Massachusetts, through MassDEP, has a decades-long history of effectively and successfully administering other federal environmental programs in areas of drinking water, hazardous waste, and clean air, as well as other state water programs such as Title 5, wetlands, and water management. In seeking authorization from EPA to administer the NPDES program, MassDEP will continue to promote the use of science-based water monitoring information during permitting decisions and will provide ongoing effective technical assistance to permittees.
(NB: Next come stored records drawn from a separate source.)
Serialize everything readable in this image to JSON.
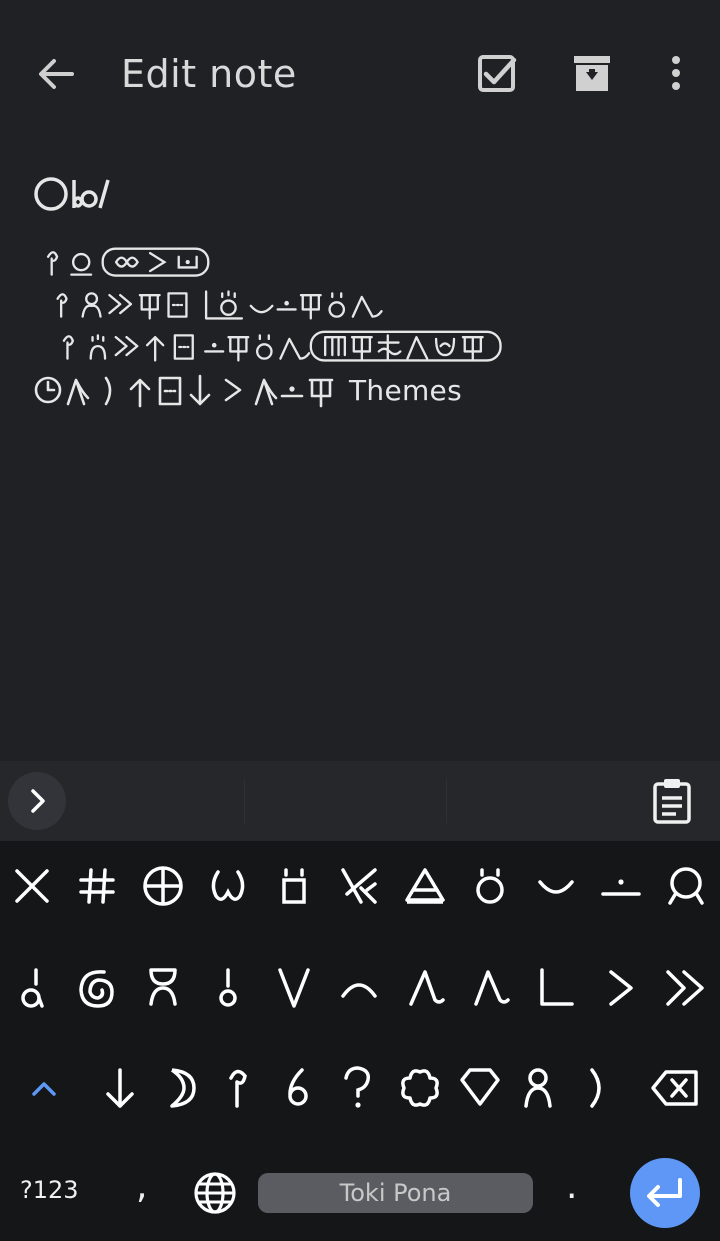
{
  "app_bar": {
    "title": "Edit note",
    "back_icon": "arrow-left-icon",
    "actions": [
      "checkbox-icon",
      "archive-icon",
      "more-vert-icon"
    ]
  },
  "note": {
    "title_glyphs": "lon",
    "body_text_suffix": "Themes"
  },
  "suggestion_bar": {
    "expand_icon": "chevron-right-icon",
    "clipboard_icon": "clipboard-icon"
  },
  "keyboard": {
    "symbols_label": "?123",
    "comma_label": ",",
    "space_label": "Toki Pona",
    "period_label": ".",
    "accent_color": "#5e97f6"
  }
}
Furthermore, adding the NPDES program to MassDEP’s portfolio will promote an integrated process in which a single agency can work with cities and towns across the Commonwealth to the protect Massachusetts’ water quality as well, if not better, that the EPA while minimizing the number of permit appeals and legal challenges.

MassDEP will also embrace the concept of integrated planning and will work closely with local partners to establish a program that takes a holistic view of clean water requirements and implementation schedules.

“We are looking forward to working with cities, towns, advocates and all partners who are working on water quality issues,” said MassDEP Commissioner Martin Suuberg. “Our proposal includes an important commitment to science, to ensure work related to water quality stays up to date and that we are in close contact with those who are working on these issues.”

“This is very good news for Massachusetts, because MassDEP has a well-deserved reputation as both a tough and fair enforcement agency,” said Geoffrey C. Beckwith, Executive Director of the Massachusetts Municipal Association. “Because MassDEP works with cities and towns every day, we are confident that this integrated enforcement approach will deliver stronger results for the environment with less bureaucracy, and will provide greater responsiveness to all communities and stakeholders.”

The legislation will be part of a submittal made by MassDEP to EPA’s New England Regional Office in Boston. As part of its application, MassDEP will be required to demonstrate that it has developed an effective plan for managing the NPDES program, that its legal authorities are sufficient to meet federal requirements and that a plan for funding is in place. While the formal submission cannot be made until the Baker-Polito Administration’s proposal receives legislative approval, MassDEP is continuing to consult with EPA on delegation requirements and will develop other elements of the plan for submittal.

MassDEP is responsible for ensuring clean air and water, safe management and recycling of solid and hazardous wastes, timely cleanup of hazardous waste sites and spills and the preservation of wetlands and coastal resources.